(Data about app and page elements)
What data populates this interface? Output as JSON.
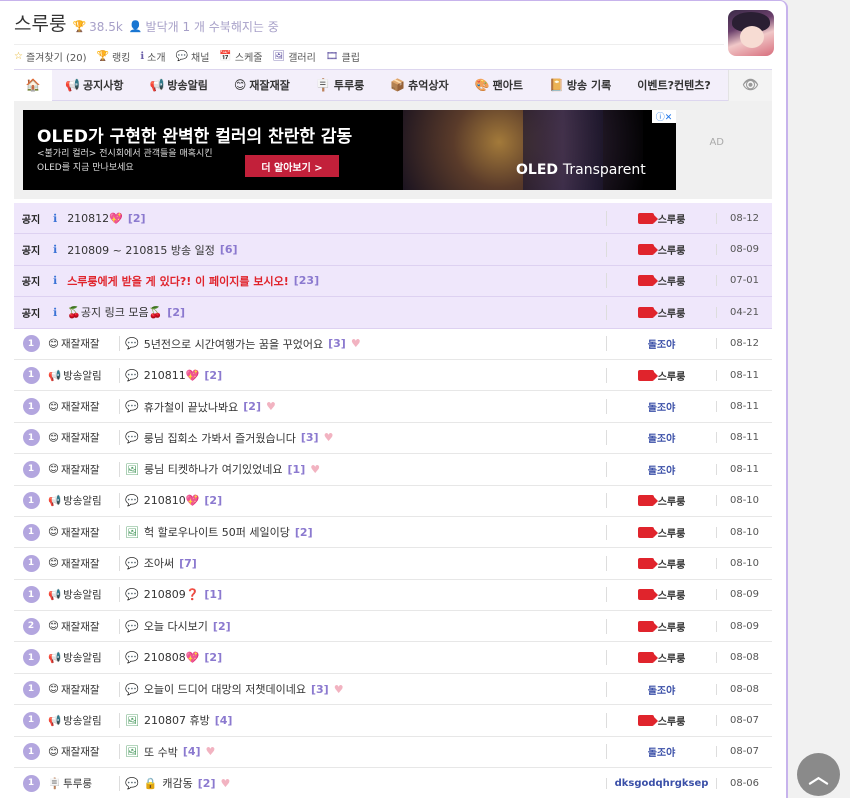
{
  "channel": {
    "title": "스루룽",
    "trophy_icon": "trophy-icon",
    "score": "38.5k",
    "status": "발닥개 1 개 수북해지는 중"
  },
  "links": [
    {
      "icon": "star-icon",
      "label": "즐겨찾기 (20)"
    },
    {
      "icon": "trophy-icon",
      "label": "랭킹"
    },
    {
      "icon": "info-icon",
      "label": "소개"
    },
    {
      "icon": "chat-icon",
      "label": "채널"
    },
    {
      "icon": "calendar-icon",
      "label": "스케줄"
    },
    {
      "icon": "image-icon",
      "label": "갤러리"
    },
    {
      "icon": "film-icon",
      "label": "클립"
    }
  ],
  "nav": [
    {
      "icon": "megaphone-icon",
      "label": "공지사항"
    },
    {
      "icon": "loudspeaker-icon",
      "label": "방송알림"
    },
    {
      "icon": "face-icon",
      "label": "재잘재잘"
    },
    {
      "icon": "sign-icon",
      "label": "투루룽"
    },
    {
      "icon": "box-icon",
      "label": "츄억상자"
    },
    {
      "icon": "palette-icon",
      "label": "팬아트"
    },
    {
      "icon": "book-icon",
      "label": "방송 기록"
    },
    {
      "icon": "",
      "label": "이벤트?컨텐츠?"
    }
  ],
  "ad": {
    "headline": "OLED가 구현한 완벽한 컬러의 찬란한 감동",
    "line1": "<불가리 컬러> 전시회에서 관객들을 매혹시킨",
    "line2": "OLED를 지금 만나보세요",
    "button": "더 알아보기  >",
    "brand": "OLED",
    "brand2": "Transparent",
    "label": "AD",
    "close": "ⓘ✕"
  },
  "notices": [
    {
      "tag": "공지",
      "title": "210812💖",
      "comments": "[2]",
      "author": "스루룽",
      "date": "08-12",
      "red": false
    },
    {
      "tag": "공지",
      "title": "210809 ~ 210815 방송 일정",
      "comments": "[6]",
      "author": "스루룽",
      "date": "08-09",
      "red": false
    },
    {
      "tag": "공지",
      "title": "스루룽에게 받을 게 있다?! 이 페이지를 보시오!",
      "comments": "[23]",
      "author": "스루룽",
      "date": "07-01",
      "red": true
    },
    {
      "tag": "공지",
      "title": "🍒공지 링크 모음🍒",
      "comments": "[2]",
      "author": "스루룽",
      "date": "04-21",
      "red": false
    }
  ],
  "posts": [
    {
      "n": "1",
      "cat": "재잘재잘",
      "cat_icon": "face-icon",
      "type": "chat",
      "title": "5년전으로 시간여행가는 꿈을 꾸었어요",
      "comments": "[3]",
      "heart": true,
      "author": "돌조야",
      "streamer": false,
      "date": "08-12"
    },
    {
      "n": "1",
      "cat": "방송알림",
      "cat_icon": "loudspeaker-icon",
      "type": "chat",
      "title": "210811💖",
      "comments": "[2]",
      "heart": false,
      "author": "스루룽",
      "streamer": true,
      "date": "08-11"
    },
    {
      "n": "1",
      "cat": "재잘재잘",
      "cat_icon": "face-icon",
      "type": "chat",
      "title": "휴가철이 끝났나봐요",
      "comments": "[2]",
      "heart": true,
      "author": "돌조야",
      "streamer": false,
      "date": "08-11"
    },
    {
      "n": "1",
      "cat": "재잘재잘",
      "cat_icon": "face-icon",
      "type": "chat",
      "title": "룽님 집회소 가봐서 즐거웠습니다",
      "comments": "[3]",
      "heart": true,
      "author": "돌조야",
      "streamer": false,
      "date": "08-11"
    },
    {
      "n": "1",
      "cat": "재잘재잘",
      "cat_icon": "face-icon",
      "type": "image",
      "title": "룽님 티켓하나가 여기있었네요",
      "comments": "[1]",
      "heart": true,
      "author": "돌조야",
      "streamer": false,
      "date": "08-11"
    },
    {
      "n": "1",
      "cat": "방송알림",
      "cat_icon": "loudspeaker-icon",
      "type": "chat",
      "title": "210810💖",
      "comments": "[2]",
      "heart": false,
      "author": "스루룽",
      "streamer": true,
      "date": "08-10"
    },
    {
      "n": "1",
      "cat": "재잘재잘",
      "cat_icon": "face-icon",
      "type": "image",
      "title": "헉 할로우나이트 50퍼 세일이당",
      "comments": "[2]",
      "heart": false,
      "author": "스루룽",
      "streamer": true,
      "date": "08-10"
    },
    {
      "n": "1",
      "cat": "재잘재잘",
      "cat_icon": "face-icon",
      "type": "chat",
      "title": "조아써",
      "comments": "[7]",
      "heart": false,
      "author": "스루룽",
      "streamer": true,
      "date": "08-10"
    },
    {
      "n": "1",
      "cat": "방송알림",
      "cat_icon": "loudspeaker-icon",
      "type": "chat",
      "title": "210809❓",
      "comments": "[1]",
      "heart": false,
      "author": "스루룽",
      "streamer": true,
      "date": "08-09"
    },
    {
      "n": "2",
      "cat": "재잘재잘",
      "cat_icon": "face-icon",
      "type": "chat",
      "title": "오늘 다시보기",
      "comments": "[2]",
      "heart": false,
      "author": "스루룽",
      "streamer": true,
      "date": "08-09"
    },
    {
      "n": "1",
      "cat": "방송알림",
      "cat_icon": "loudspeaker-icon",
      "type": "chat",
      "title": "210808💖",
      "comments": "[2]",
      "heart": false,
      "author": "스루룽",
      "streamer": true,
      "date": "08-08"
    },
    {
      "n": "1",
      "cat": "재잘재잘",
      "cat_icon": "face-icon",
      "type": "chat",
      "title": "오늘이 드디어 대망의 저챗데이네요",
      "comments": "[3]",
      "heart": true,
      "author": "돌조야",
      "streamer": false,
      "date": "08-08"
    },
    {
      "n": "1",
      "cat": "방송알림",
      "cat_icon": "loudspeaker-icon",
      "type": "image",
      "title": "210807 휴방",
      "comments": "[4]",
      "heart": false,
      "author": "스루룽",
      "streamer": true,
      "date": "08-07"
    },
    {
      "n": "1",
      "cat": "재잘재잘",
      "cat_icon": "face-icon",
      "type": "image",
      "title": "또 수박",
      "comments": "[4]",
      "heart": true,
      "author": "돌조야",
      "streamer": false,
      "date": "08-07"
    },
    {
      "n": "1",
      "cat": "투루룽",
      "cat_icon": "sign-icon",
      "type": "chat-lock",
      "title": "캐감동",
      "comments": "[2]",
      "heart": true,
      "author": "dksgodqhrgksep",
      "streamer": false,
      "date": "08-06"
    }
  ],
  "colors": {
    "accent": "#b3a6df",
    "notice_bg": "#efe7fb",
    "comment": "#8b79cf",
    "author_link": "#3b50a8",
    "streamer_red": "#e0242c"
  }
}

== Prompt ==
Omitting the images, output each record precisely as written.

== Exercise result ==
What data populates this interface? Output as JSON.
{
  "channel": {
    "title": "스루룽",
    "trophy_icon": "trophy-icon",
    "score": "38.5k",
    "status": "발닥개 1 개 수북해지는 중"
  },
  "links": [
    {
      "icon": "star-icon",
      "label": "즐겨찾기 (20)"
    },
    {
      "icon": "trophy-icon",
      "label": "랭킹"
    },
    {
      "icon": "info-icon",
      "label": "소개"
    },
    {
      "icon": "chat-icon",
      "label": "채널"
    },
    {
      "icon": "calendar-icon",
      "label": "스케줄"
    },
    {
      "icon": "image-icon",
      "label": "갤러리"
    },
    {
      "icon": "film-icon",
      "label": "클립"
    }
  ],
  "nav": [
    {
      "icon": "megaphone-icon",
      "label": "공지사항"
    },
    {
      "icon": "loudspeaker-icon",
      "label": "방송알림"
    },
    {
      "icon": "face-icon",
      "label": "재잘재잘"
    },
    {
      "icon": "sign-icon",
      "label": "투루룽"
    },
    {
      "icon": "box-icon",
      "label": "츄억상자"
    },
    {
      "icon": "palette-icon",
      "label": "팬아트"
    },
    {
      "icon": "book-icon",
      "label": "방송 기록"
    },
    {
      "icon": "",
      "label": "이벤트?컨텐츠?"
    }
  ],
  "ad": {
    "headline": "OLED가 구현한 완벽한 컬러의 찬란한 감동",
    "line1": "<불가리 컬러> 전시회에서 관객들을 매혹시킨",
    "line2": "OLED를 지금 만나보세요",
    "button": "더 알아보기  >",
    "brand": "OLED",
    "brand2": "Transparent",
    "label": "AD",
    "close": "ⓘ✕"
  },
  "notices": [
    {
      "tag": "공지",
      "title": "210812💖",
      "comments": "[2]",
      "author": "스루룽",
      "date": "08-12",
      "red": false
    },
    {
      "tag": "공지",
      "title": "210809 ~ 210815 방송 일정",
      "comments": "[6]",
      "author": "스루룽",
      "date": "08-09",
      "red": false
    },
    {
      "tag": "공지",
      "title": "스루룽에게 받을 게 있다?! 이 페이지를 보시오!",
      "comments": "[23]",
      "author": "스루룽",
      "date": "07-01",
      "red": true
    },
    {
      "tag": "공지",
      "title": "🍒공지 링크 모음🍒",
      "comments": "[2]",
      "author": "스루룽",
      "date": "04-21",
      "red": false
    }
  ],
  "posts": [
    {
      "n": "1",
      "cat": "재잘재잘",
      "cat_icon": "face-icon",
      "type": "chat",
      "title": "5년전으로 시간여행가는 꿈을 꾸었어요",
      "comments": "[3]",
      "heart": true,
      "author": "돌조야",
      "streamer": false,
      "date": "08-12"
    },
    {
      "n": "1",
      "cat": "방송알림",
      "cat_icon": "loudspeaker-icon",
      "type": "chat",
      "title": "210811💖",
      "comments": "[2]",
      "heart": false,
      "author": "스루룽",
      "streamer": true,
      "date": "08-11"
    },
    {
      "n": "1",
      "cat": "재잘재잘",
      "cat_icon": "face-icon",
      "type": "chat",
      "title": "휴가철이 끝났나봐요",
      "comments": "[2]",
      "heart": true,
      "author": "돌조야",
      "streamer": false,
      "date": "08-11"
    },
    {
      "n": "1",
      "cat": "재잘재잘",
      "cat_icon": "face-icon",
      "type": "chat",
      "title": "룽님 집회소 가봐서 즐거웠습니다",
      "comments": "[3]",
      "heart": true,
      "author": "돌조야",
      "streamer": false,
      "date": "08-11"
    },
    {
      "n": "1",
      "cat": "재잘재잘",
      "cat_icon": "face-icon",
      "type": "image",
      "title": "룽님 티켓하나가 여기있었네요",
      "comments": "[1]",
      "heart": true,
      "author": "돌조야",
      "streamer": false,
      "date": "08-11"
    },
    {
      "n": "1",
      "cat": "방송알림",
      "cat_icon": "loudspeaker-icon",
      "type": "chat",
      "title": "210810💖",
      "comments": "[2]",
      "heart": false,
      "author": "스루룽",
      "streamer": true,
      "date": "08-10"
    },
    {
      "n": "1",
      "cat": "재잘재잘",
      "cat_icon": "face-icon",
      "type": "image",
      "title": "헉 할로우나이트 50퍼 세일이당",
      "comments": "[2]",
      "heart": false,
      "author": "스루룽",
      "streamer": true,
      "date": "08-10"
    },
    {
      "n": "1",
      "cat": "재잘재잘",
      "cat_icon": "face-icon",
      "type": "chat",
      "title": "조아써",
      "comments": "[7]",
      "heart": false,
      "author": "스루룽",
      "streamer": true,
      "date": "08-10"
    },
    {
      "n": "1",
      "cat": "방송알림",
      "cat_icon": "loudspeaker-icon",
      "type": "chat",
      "title": "210809❓",
      "comments": "[1]",
      "heart": false,
      "author": "스루룽",
      "streamer": true,
      "date": "08-09"
    },
    {
      "n": "2",
      "cat": "재잘재잘",
      "cat_icon": "face-icon",
      "type": "chat",
      "title": "오늘 다시보기",
      "comments": "[2]",
      "heart": false,
      "author": "스루룽",
      "streamer": true,
      "date": "08-09"
    },
    {
      "n": "1",
      "cat": "방송알림",
      "cat_icon": "loudspeaker-icon",
      "type": "chat",
      "title": "210808💖",
      "comments": "[2]",
      "heart": false,
      "author": "스루룽",
      "streamer": true,
      "date": "08-08"
    },
    {
      "n": "1",
      "cat": "재잘재잘",
      "cat_icon": "face-icon",
      "type": "chat",
      "title": "오늘이 드디어 대망의 저챗데이네요",
      "comments": "[3]",
      "heart": true,
      "author": "돌조야",
      "streamer": false,
      "date": "08-08"
    },
    {
      "n": "1",
      "cat": "방송알림",
      "cat_icon": "loudspeaker-icon",
      "type": "image",
      "title": "210807 휴방",
      "comments": "[4]",
      "heart": false,
      "author": "스루룽",
      "streamer": true,
      "date": "08-07"
    },
    {
      "n": "1",
      "cat": "재잘재잘",
      "cat_icon": "face-icon",
      "type": "image",
      "title": "또 수박",
      "comments": "[4]",
      "heart": true,
      "author": "돌조야",
      "streamer": false,
      "date": "08-07"
    },
    {
      "n": "1",
      "cat": "투루룽",
      "cat_icon": "sign-icon",
      "type": "chat-lock",
      "title": "캐감동",
      "comments": "[2]",
      "heart": true,
      "author": "dksgodqhrgksep",
      "streamer": false,
      "date": "08-06"
    }
  ],
  "colors": {
    "accent": "#b3a6df",
    "notice_bg": "#efe7fb",
    "comment": "#8b79cf",
    "author_link": "#3b50a8",
    "streamer_red": "#e0242c"
  }
}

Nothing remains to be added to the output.